TASK TO COMPLETE: Down to the last line, repeat the entries exactly.

ENTRIES SUPPLIED:
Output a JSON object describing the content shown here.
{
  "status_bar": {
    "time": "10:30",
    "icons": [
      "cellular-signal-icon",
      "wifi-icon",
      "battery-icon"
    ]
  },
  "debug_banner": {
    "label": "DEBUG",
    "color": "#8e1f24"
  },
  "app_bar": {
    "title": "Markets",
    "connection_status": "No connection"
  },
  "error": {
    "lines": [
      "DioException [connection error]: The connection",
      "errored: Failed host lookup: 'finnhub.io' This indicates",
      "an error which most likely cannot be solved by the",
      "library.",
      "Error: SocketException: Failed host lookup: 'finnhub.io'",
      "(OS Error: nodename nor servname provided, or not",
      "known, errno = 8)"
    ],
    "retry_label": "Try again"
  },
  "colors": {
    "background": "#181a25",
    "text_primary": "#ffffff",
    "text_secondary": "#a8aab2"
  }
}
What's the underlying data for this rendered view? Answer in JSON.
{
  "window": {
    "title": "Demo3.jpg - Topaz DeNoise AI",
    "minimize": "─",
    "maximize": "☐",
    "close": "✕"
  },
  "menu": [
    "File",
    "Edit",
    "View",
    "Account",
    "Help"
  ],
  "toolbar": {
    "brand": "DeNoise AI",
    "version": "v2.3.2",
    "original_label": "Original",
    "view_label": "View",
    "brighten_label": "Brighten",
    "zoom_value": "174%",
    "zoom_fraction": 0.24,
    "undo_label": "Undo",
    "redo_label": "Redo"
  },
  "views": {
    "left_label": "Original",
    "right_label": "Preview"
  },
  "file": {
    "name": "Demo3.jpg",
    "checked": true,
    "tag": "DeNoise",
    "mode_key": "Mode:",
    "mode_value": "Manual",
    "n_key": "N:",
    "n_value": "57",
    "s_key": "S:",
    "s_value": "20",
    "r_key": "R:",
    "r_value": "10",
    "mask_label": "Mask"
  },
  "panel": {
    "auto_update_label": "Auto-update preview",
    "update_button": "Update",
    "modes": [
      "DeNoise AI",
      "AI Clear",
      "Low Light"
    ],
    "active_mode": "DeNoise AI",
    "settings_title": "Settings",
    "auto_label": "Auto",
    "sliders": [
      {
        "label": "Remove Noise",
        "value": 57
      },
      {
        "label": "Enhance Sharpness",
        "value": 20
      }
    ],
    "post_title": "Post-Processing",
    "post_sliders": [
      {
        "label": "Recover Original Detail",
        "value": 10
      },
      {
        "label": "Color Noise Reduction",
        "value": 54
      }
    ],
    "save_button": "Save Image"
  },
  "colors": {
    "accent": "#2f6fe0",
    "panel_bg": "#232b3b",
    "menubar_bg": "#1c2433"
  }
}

RESPONSE AREA:
Output a JSON object describing the content shown here.
{
  "status_bar": {
    "time": "10:30",
    "icons": [
      "cellular-signal-icon",
      "wifi-icon",
      "battery-icon"
    ]
  },
  "debug_banner": {
    "label": "DEBUG",
    "color": "#8e1f24"
  },
  "app_bar": {
    "title": "Markets",
    "connection_status": "No connection"
  },
  "error": {
    "lines": [
      "DioException [connection error]: The connection",
      "errored: Failed host lookup: 'finnhub.io' This indicates",
      "an error which most likely cannot be solved by the",
      "library.",
      "Error: SocketException: Failed host lookup: 'finnhub.io'",
      "(OS Error: nodename nor servname provided, or not",
      "known, errno = 8)"
    ],
    "retry_label": "Try again"
  },
  "colors": {
    "background": "#181a25",
    "text_primary": "#ffffff",
    "text_secondary": "#a8aab2"
  }
}
What's the underlying data for this rendered view? Answer in JSON.
{
  "window": {
    "title": "Demo3.jpg - Topaz DeNoise AI",
    "minimize": "─",
    "maximize": "☐",
    "close": "✕"
  },
  "menu": [
    "File",
    "Edit",
    "View",
    "Account",
    "Help"
  ],
  "toolbar": {
    "brand": "DeNoise AI",
    "version": "v2.3.2",
    "original_label": "Original",
    "view_label": "View",
    "brighten_label": "Brighten",
    "zoom_value": "174%",
    "zoom_fraction": 0.24,
    "undo_label": "Undo",
    "redo_label": "Redo"
  },
  "views": {
    "left_label": "Original",
    "right_label": "Preview"
  },
  "file": {
    "name": "Demo3.jpg",
    "checked": true,
    "tag": "DeNoise",
    "mode_key": "Mode:",
    "mode_value": "Manual",
    "n_key": "N:",
    "n_value": "57",
    "s_key": "S:",
    "s_value": "20",
    "r_key": "R:",
    "r_value": "10",
    "mask_label": "Mask"
  },
  "panel": {
    "auto_update_label": "Auto-update preview",
    "update_button": "Update",
    "modes": [
      "DeNoise AI",
      "AI Clear",
      "Low Light"
    ],
    "active_mode": "DeNoise AI",
    "settings_title": "Settings",
    "auto_label": "Auto",
    "sliders": [
      {
        "label": "Remove Noise",
        "value": 57
      },
      {
        "label": "Enhance Sharpness",
        "value": 20
      }
    ],
    "post_title": "Post-Processing",
    "post_sliders": [
      {
        "label": "Recover Original Detail",
        "value": 10
      },
      {
        "label": "Color Noise Reduction",
        "value": 54
      }
    ],
    "save_button": "Save Image"
  },
  "colors": {
    "accent": "#2f6fe0",
    "panel_bg": "#232b3b",
    "menubar_bg": "#1c2433"
  }
}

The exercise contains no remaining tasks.